I was on my own for two weeks and nothing blew up! Related to the above, last November I spent two weeks as the only person on my team. Yes, 15 weeks into my career as a developer I was left to fix tickets on my own, I had production keys and a mandate to use them to ship code. The good news was that we were in a slow period. It was nerve wracking. I answered a lot of people with “I don’t know but I’ll find out!” and I did.
I’m learning to maximize my commute. Currently I commute about 150 minutes a day. Fortunately: my Kindle’s battery is still going strong; there are a lot of great podcasts available; my 4G connection is stable for most of my trip so I can tether to finish work, read about coding and hobbies; and, of course, there’s napping. Lately I’ve been combining additional research with podcast topics and questions that come up in mailing lists (today’s question: why index a database? Why not?)
Being social is required. Despite as much time as I spend working on projects by myself, there are plenty of opportunities to interact with coworkers. A close-quarters open office layout is no place for being standoffish. I’m frequently grateful for the great folks I work with. We have a lot of laughs while doing a lot with very small teams (2-4 people).
Recruiters are optimistic. They also (apparently) follow LinkedIn. As my year anniversary approached I started to hear from more and more recruiters. Many of them were very eager to fill roles in CA, VA, NJ, TX and other not-Seattle locations for PHP, Python, C#, ASP.NET and other technologies. All of these roles required at least three years of experience and a host of other skills that I don’t yet possess. Maybe some day, folks!
Flexibility is mandatory. We are a smallish shop and we have to be responsive to client requests.

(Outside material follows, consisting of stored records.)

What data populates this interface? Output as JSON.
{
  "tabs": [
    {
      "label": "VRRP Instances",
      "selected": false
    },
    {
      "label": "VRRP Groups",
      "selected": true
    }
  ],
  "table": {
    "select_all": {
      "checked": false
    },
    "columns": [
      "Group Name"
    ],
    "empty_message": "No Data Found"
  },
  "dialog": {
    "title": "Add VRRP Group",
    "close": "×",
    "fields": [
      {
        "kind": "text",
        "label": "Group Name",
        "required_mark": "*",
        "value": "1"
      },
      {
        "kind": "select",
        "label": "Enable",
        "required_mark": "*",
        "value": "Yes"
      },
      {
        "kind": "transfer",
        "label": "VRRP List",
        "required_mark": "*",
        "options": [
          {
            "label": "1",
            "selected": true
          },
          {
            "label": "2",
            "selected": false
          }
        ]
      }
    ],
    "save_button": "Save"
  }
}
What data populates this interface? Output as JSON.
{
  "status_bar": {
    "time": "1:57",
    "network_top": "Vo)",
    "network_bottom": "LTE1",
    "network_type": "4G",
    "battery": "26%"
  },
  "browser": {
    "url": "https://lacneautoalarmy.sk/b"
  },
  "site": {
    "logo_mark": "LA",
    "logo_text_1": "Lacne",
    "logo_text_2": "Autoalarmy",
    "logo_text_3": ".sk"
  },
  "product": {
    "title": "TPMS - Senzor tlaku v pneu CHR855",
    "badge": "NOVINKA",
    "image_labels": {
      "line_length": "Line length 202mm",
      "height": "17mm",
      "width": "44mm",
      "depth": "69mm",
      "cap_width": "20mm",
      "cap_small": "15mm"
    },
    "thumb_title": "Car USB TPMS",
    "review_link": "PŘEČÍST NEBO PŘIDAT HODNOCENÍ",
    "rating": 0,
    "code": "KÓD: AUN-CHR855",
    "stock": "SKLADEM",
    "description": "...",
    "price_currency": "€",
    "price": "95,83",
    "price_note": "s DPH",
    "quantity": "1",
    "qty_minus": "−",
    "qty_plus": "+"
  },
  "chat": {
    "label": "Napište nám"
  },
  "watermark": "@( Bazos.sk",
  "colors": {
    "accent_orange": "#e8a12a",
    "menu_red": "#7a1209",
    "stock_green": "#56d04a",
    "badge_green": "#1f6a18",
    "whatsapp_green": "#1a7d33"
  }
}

A quick story: while I was working on my master’s thesis the absolute worst possible thing that could happen did – I found a recently published answer to the question I was researching. That’s thesis death!* I had four months to come up with a new topic, re-write my proposal, reconvene my thesis board, defend a second topic AND defend why I had to have a second topic, then I had to essentially restart my research. I do have that master’s degree. How is that relevant? When we have a client request (or something breaks) it is all hands on deck, fast pivot over to the new problem, research what the cause is and come up with a solution. It is stressful and we do a good job of not stopping to wring our hands that something went wrong, but we use that time and energy to fix it. *It did confirm to my committee and me that the question I had been asking was relevant to the body of history, but it did sink that project.